Respond vs. React
A car cuts you off on the highway. Do you respond or react?
Someone takes the last [insert something desired] right from under your outreached hand. Do you respond or reach?
It snows 6 inches on the most important day of your life (this week). Do you respond or react?
Your car gets crashed while you’re shopping and you come out to an empty crime scene, no note on the window no witnesses. Do you respond or react?
What about the really hard stuff. What about the life changing stuff.
Reacting: to exert a reciprocal or counteracting force or influence, in other words, a knee jerk push back at the thing that has affected you. You push back at the car that cuts you off, you push back at the person that took the last shiny apple, you stomp angrily around talking smack about the snow. Get it?
Responding: to say, write or do something as an answer. In other words, an opportunity to understand the big picture, the wholeness of what’s involved and to involve yourself by understanding who you are to all of that and to yourself. Are you just a person driving down the highway affected someone who cut your off, or are you so much more, with so many different and better things to think about? Are you just a person wanting that apple, or a person willing to share and look for a different solution.
The point is if we spend out lives limited by reacting to what occurs how will we even notice when opportunities are offered? We won’t because we aren’t thinking with the intent to respond to life we are reacting. Noticing possibilities requires your attention to things that may not necessarily directly affect you, that requires thought… that requires that you spend more time responding to events and circumstances than reacting.
The easiest way to set this kind of change into motion is to start to think about who you are. Think about the person you want to be, and what that means in terms of what you are willing to think about. Are you the person that spends half the morning talking about the person that cut you off on the highway, or the person that recognizes talking about something like that has no positive consequence and you are all about positive.
Who are you to you?
Still challenged by reacting, what about using the age-old tool of counting back from 10? You know it only takes 7 seconds to defuse your emotional response and 17 seconds to start a new emotional response.

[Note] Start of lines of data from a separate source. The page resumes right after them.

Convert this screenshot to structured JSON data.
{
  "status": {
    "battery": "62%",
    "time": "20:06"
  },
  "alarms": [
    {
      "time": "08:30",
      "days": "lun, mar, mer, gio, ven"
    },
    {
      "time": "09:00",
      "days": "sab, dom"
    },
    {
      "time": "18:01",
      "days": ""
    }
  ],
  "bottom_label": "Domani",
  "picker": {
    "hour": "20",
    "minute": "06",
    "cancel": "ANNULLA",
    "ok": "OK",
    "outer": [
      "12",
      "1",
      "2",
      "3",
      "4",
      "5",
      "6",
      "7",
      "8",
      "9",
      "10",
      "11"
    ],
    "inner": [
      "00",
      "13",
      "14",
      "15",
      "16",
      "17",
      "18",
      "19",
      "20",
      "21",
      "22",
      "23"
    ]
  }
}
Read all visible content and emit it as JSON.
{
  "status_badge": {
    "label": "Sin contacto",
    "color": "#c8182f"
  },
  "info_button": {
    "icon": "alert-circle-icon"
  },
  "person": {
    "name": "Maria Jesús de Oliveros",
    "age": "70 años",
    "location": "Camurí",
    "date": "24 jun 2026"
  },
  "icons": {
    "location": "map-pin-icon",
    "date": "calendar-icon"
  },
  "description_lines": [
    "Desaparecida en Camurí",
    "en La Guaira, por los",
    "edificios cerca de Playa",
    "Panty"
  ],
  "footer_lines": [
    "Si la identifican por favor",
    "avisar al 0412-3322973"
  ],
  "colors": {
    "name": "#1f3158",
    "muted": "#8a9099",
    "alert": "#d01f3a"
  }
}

Next time you recognize that you are reacting, count to 10. Then think of something else that will provide you with relief. I’m sure you’ve heard this before… for years, people suffering from anxiety over public speaking have been encouraged to picture the audience in their underwear, the same holds true for frustration, anger, sadness. When we choose to change from reacting to responding this is a great tool for providing ourselves with emotional relief.
I’m saying emotional relief because most negative thoughts and reactions are emotional responses to a situation or circumstance or event. Find a way to work your way to a more pleasant emotional response and you will find relief to your need to respond rather than react.
We are NOT the event or a circumstance…. we are who we think we are.
Have an amazing day!